A B C D E F G H I J K L M N O P Q R S T U V Y Z LE=Legal Environment PE=Political Environment EE=Economic Environment Afghanistan Not Free LE: 21 PE: 28 EE: 20 Total Score: 69 The environment for Afghanistan's fledgling media worsened slightly in 2005 as journalists faced an increase in attacks and legal harassment during the year.
Back to Top Algeria Not Free LE: 22 PE: 23 EE: 17 Total Score: 62 According to Algerias constitution, press freedom is a guaranteed right, but this has not stopped authorities from using legal and extralegal methods to harass the independent press.
The laws were amended in 2001 to criminalize defamation of the president, the parliament, the judiciary, and the military.
Independent media continued to be active and were generally able to criticize the government.
Coverage by state-owned broadcasters had favored the incumbents in the run-up to July 2005 elections, and at least four cases of violence against journalists were reported that year, but the country largely avoided a repeat of such problems in 2006.

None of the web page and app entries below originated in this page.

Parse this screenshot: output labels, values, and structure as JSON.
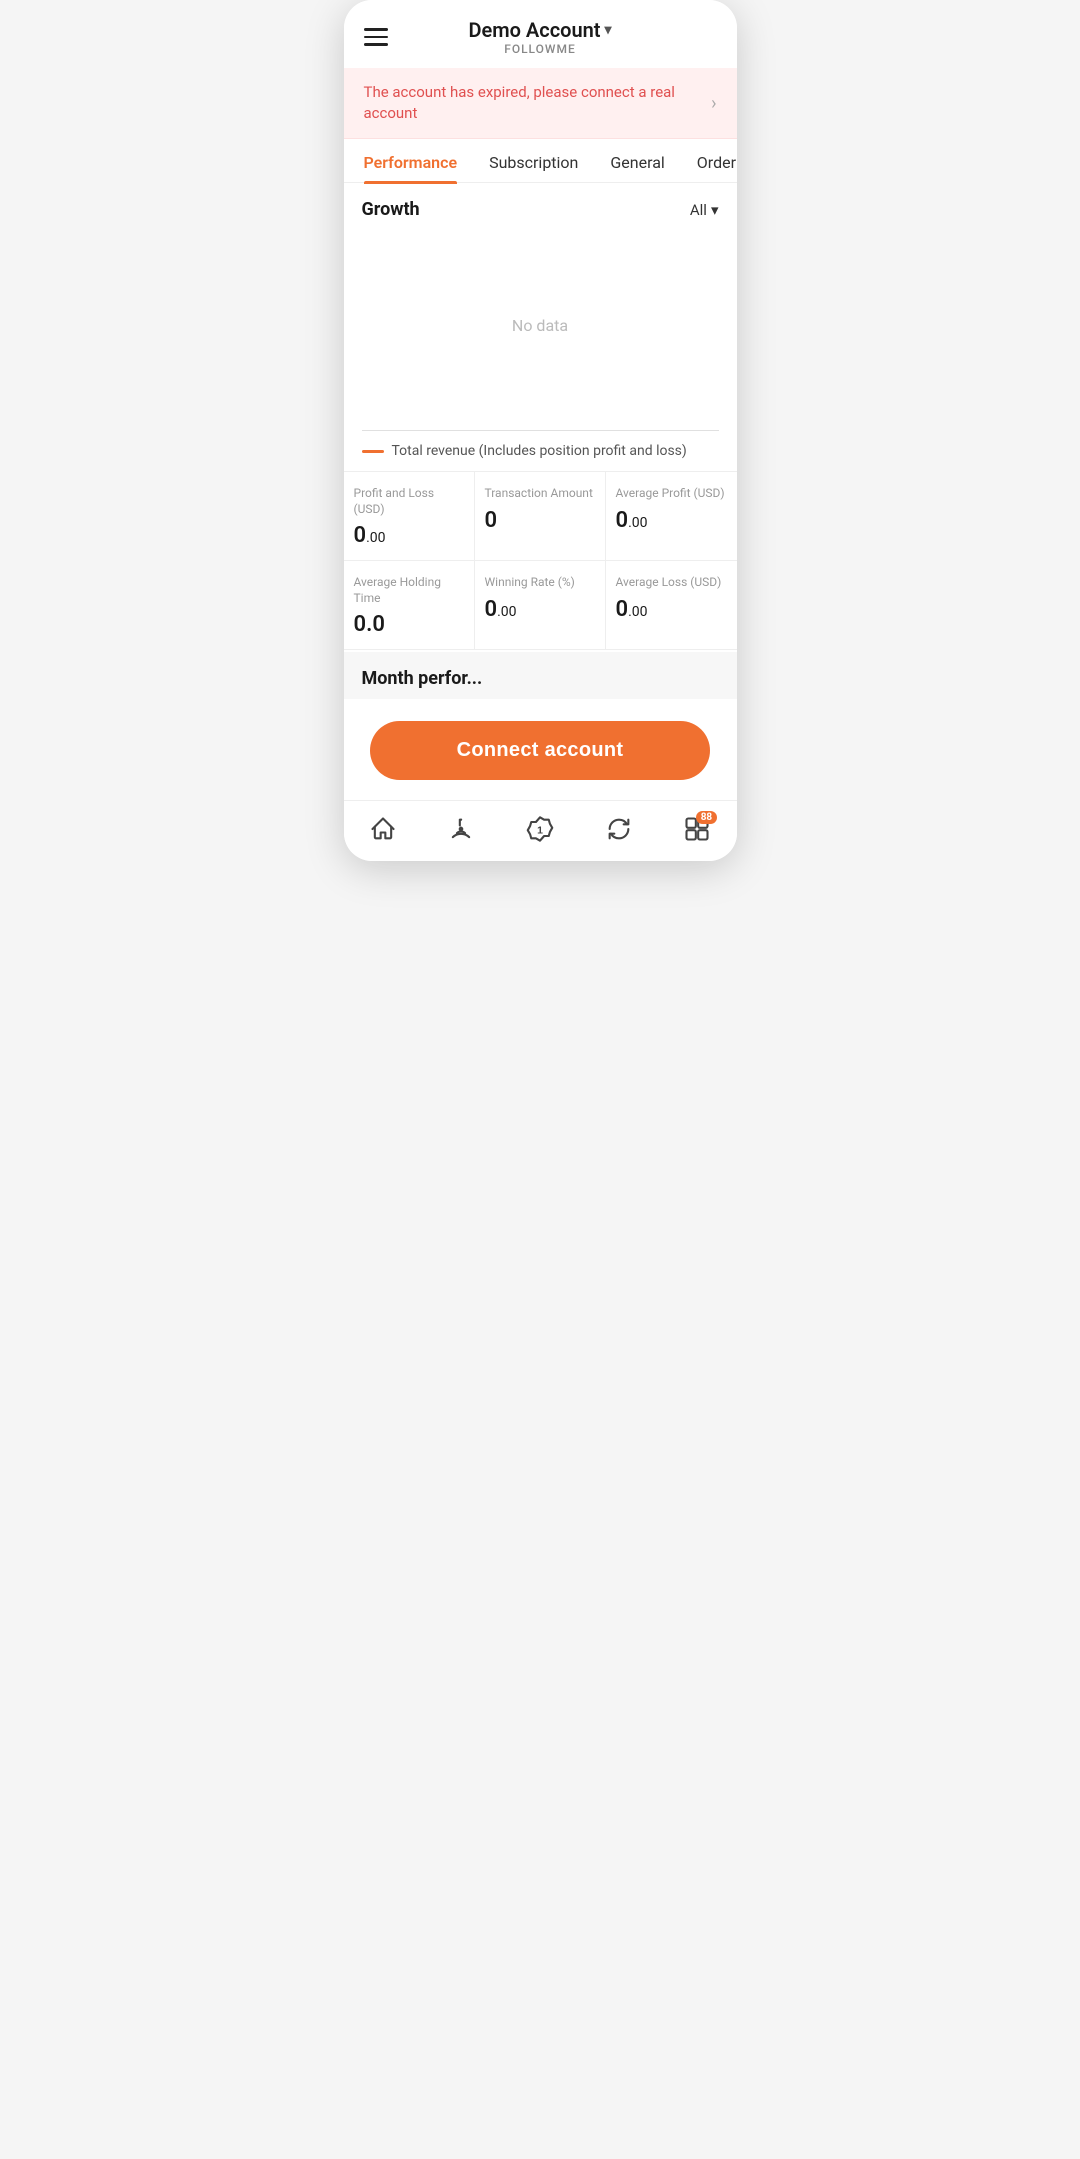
{
  "header": {
    "account_name": "Demo Account",
    "account_chevron": "▾",
    "subtitle": "FOLLOWME"
  },
  "alert": {
    "text": "The account has expired, please connect a real account",
    "chevron": "›"
  },
  "tabs": [
    {
      "id": "performance",
      "label": "Performance",
      "active": true
    },
    {
      "id": "subscription",
      "label": "Subscription",
      "active": false
    },
    {
      "id": "general",
      "label": "General",
      "active": false
    },
    {
      "id": "order",
      "label": "Order",
      "active": false
    }
  ],
  "growth": {
    "title": "Growth",
    "filter": "All",
    "no_data": "No data",
    "legend": "Total revenue (Includes position profit and loss)"
  },
  "stats": [
    {
      "label": "Profit and Loss (USD)",
      "value": "0",
      "decimals": ".00"
    },
    {
      "label": "Transaction Amount",
      "value": "0",
      "decimals": ""
    },
    {
      "label": "Average Profit (USD)",
      "value": "0",
      "decimals": ".00"
    },
    {
      "label": "Average Holding Time",
      "value": "0.0",
      "decimals": ""
    },
    {
      "label": "Winning Rate (%)",
      "value": "0",
      "decimals": ".00"
    },
    {
      "label": "Average Loss (USD)",
      "value": "0",
      "decimals": ".00"
    }
  ],
  "month_performance": {
    "title": "Month perfor..."
  },
  "connect_button": {
    "label": "Connect account"
  },
  "bottom_nav": [
    {
      "id": "home",
      "icon": "home"
    },
    {
      "id": "signal",
      "icon": "signal"
    },
    {
      "id": "badge",
      "icon": "badge"
    },
    {
      "id": "refresh",
      "icon": "refresh"
    },
    {
      "id": "profile",
      "icon": "profile",
      "badge": "88"
    }
  ]
}
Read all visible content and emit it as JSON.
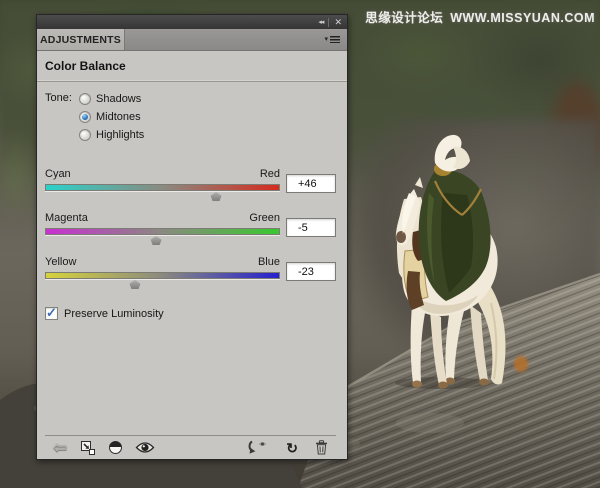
{
  "watermark": {
    "site_name_cn": "思缘设计论坛",
    "site_url": "WWW.MISSYUAN.COM"
  },
  "panel": {
    "window_controls": {
      "collapse_glyph": "◂◂",
      "close_glyph": "✕"
    },
    "tab_label": "ADJUSTMENTS",
    "menu_glyph": "▾",
    "title": "Color Balance",
    "tone": {
      "label": "Tone:",
      "options": [
        {
          "label": "Shadows",
          "selected": false
        },
        {
          "label": "Midtones",
          "selected": true
        },
        {
          "label": "Highlights",
          "selected": false
        }
      ]
    },
    "sliders": [
      {
        "left_label": "Cyan",
        "right_label": "Red",
        "value": 46,
        "display": "+46",
        "min": -100,
        "max": 100,
        "gradient": [
          "#2ad2c9",
          "#8a8a80",
          "#d62b1e"
        ]
      },
      {
        "left_label": "Magenta",
        "right_label": "Green",
        "value": -5,
        "display": "-5",
        "min": -100,
        "max": 100,
        "gradient": [
          "#c92fd2",
          "#8a8a80",
          "#38c92e"
        ]
      },
      {
        "left_label": "Yellow",
        "right_label": "Blue",
        "value": -23,
        "display": "-23",
        "min": -100,
        "max": 100,
        "gradient": [
          "#d6d23c",
          "#8a8a80",
          "#2521cf"
        ]
      }
    ],
    "preserve_luminosity": {
      "label": "Preserve Luminosity",
      "checked": true
    },
    "toolbar": {
      "back_glyph": "⇦",
      "reset_glyph": "↻",
      "icon_names": [
        "return-to-adjustment-list",
        "clip-to-layer",
        "adjustment-scope",
        "toggle-visibility",
        "view-previous-state",
        "reset-to-defaults",
        "delete-adjustment"
      ]
    }
  }
}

However, it retains broad restrictions on content that is "contrary to the principles of Islam or offensive to other religions and sects" and "matters leading to dishonoring and defaming individuals." The legislation also establishes a government-appointed commission with the power to decide if journalists who contravene the law should face court prosecutions or fines.